It’s a well-known fact that soft drinks are addictive and can be harmful when consumed in excessive amounts. Yet what exactly makes them so addictive, especially for young kids whose teeth are still developing? Neuroscientists have concluded that the sugar, caffeine and carbonation of soft drinks are designed to deliver intense and addictive experiences that leave you wanting more. This blog post offers more information about the elements that make soft drinks so addictive.
Soft drinks contain large quantities of sugar which, when consumed, causes a ‘rush’ that is extremely addictive and leads to even bigger cravings. The reward centres of the brain are activated, releasing dopamine and other hormones to create a feeling of euphoria.
Not all soft drinks contain caffeine, but those that do are even more addictive. Caffeine is a stimulant that not only increases alertness, but also activates the reward centres of the brain like sugar. When consumed alongside sugar regularly, people can develop an unhealthy dependence on them to function, and experience serious withdrawal effects such as headaches or tiredness if deprived.
The fizz of soft drinks adds an element of acidity that causes an intense sensation, intensifying the euphoric feeling people experience when they drink them. The carbonation has the added effect of blunting the sweetness just enough to increase cravings and leave you wanting more.

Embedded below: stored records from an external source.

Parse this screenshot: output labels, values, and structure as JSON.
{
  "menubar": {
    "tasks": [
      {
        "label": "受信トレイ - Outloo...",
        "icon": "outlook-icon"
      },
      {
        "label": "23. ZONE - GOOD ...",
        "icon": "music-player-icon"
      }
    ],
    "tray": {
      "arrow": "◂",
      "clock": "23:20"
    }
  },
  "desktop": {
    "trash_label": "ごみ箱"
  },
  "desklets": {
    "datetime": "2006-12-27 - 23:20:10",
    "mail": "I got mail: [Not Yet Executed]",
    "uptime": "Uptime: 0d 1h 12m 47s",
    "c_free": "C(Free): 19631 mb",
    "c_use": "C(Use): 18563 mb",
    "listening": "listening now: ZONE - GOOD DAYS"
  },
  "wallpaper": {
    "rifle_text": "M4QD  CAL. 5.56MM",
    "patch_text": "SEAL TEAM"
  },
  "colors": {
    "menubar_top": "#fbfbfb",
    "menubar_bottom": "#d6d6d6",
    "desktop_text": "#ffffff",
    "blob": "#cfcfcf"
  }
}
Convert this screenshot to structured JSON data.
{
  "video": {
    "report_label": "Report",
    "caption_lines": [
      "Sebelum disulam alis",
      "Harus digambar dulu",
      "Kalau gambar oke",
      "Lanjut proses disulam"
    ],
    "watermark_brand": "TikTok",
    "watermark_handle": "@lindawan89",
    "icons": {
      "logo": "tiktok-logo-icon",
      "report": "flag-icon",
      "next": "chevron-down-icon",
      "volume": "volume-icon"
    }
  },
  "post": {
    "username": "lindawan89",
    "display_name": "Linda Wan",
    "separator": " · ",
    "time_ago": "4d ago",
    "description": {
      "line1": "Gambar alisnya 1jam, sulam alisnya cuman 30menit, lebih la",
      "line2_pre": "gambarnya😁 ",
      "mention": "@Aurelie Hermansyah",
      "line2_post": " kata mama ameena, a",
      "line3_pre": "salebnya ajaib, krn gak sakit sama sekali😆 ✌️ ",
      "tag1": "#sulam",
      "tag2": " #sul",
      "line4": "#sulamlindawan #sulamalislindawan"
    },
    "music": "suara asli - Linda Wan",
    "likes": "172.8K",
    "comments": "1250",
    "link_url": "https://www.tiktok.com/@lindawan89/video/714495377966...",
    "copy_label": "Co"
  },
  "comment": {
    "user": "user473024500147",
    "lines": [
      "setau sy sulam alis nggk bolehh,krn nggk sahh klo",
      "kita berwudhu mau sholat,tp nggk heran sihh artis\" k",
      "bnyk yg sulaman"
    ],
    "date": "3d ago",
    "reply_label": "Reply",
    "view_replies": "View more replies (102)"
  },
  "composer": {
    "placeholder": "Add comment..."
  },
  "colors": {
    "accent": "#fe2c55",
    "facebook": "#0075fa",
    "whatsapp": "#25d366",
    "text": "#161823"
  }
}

People develop strong associations and emotional connections with the ritual of drinking soft drink. The simple act of opening a can and hearing the pop can be highly suggestible, creating feelings of desire and enticing people to drink them.